- Close to Poland: On our last day we decided to visit a monastery named Červený Kláštor on the Slovakian side of the river Dunajec River.
- After a pleasant stroll around, we just had to pop over and visit Poland! We had a lunch, looked at the scenery and bought some smoked cheese, what else can you possibly want?
All that sightseeing has made me hungry, where and what do I eat?
Don’t worry, there’s always a conveniently placed restaurant in Slovakia! It will almost exclusively be serving traditional Slovakian food and it will be heavy and hearty, but that’s not bad thing when you’ve been out exploring or hiking in the mountains.
Here are a few classics to look for:
- Every meal normally starts with a small warming soup – we tried borsch, sauerkraut and sausage, noodle broth and garlic soups.
- Pierogi, also found in Poland, are like big ravioli parcels that come with a variety of fillings, the most common being sheep cheese. They are not served with a sauce, but rather some sour cream and a sprinkling of “bacon dust” (an interesting, but fitting translation that we saw on a menu!).
- Halušky are tiny potato dumplings which arrive with a creamy cheesy sauce and some more of that porcine dust!
- Goulash is not just a Hungarian dish – in Slovakia you’ll find it made using deer or ram meat and served with giant fluffy bread dumplings or the small halušky inside.
- Meat is definitely a staple in the Slovakian diet, particularly pork. It will be served with sauerkraut and generally big enough to feed a family of giants!
- Vegetarians had better be prepared to eat a lot of cheese. Fried sheep cheese to be exact. Luckily it’s very tasty, but perhaps not very easy on the hips…
- Slovakian desserts involve a lot of strudel type cakes (cukráreň) and they are also very keen on using poppy seeds. Try the monumental parená buchta which is a massive dumpling filled with jam. All very tasty and filling.
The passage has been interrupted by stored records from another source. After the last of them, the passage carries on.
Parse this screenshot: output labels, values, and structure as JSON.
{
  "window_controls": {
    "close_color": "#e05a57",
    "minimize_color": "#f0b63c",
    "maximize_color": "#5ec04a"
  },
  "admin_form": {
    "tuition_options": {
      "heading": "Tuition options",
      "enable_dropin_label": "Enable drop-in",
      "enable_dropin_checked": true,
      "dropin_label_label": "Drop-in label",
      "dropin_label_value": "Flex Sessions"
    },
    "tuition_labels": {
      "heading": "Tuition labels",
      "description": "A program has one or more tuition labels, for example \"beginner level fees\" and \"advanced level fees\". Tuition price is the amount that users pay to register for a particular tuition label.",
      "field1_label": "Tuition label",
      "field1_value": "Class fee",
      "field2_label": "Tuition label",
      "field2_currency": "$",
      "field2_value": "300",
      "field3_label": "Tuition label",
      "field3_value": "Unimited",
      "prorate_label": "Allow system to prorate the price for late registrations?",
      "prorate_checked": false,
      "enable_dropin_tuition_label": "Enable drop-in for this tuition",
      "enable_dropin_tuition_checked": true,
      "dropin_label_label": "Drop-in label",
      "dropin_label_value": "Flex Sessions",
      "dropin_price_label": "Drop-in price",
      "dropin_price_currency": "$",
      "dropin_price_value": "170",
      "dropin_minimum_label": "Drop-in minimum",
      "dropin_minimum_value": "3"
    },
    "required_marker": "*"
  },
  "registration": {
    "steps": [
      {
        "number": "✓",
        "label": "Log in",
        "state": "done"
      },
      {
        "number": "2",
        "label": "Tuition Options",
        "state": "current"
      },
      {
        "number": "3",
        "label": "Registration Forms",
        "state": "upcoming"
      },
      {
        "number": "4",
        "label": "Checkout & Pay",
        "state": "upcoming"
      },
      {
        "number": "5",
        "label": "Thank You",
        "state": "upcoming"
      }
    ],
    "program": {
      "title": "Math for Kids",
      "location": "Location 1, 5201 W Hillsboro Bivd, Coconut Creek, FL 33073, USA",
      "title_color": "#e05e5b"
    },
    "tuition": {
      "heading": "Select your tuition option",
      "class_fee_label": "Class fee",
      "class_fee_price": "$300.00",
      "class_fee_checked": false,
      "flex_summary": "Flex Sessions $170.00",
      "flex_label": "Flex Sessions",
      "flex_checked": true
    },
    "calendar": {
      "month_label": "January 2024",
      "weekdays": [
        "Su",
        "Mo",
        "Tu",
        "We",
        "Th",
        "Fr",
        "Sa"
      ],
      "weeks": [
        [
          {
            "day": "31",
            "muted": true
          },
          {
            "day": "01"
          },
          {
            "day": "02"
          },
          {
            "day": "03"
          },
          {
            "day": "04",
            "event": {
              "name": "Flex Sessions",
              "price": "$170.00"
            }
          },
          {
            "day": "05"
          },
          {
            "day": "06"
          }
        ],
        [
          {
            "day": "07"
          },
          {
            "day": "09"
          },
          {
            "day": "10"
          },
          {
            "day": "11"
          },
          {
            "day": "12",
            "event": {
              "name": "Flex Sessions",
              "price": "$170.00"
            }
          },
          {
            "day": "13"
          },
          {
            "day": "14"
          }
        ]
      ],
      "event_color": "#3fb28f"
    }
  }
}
- And what to drink? Slovakians are very hospitable, so don’t be surprised if you are offered a shot as a welcome. We particularly enjoyed a pear schnapps type liquor called Hruška. Slovakians will also often have a shot of rum with their cup of tea (called Um).
- There is of course a brewing tradition and there are several decent lagers to try. The local wine is also of a very good quality.
- For soft drinks try the grape based vinea and kofola – a sort of Frankenstein coffee/coca cola.
What’s the damage to my wallet?
Happily, minimal! Flights from within Europe are pretty cheap and car hire was not outrageous. It’s worth noting that we visited during a cusp season, so these costs may fluctuate. Once you are there though, entrance fees to attractions are very reasonable and food and drink is just ridiculously cheap. You can still buy a large beer for 1.50 Euros and shots for 1 Euro and a typical main meal will be less than 5 Euros. We even devoured a delicious massive pork knee the size of a mini bus for less than 5 Euros!
In conclusion, this is certainly a beautiful and characteristic part of Eastern Europe that is a little off the beaten track for the average western tourist. In all honesty, we are not sure we would ever have thought of visiting if we didn’t have a friend from there. This is mainly because the region probably gets enough tourism from its neighbouring countries and thus doesn’t need to sell itself to Western Europe too much. For ski-lovers this would certainly make a nice and cheaper change to the usual alpine destinations, with the added bonus of discovering a different culture with a wide range of sights to see. We believe that Slovakians won’t be able to hide this gem from the rest of us for too much longer though, as budget airlines have started flying into the area from the rest of Europe and the natural beauty combined with cheap deals will certainly appeal to mountaineers, skiers and culture lovers all over. As for us, we loved it – the area has the perfect balance of activities, culture and cuisine. We hope to be back one day!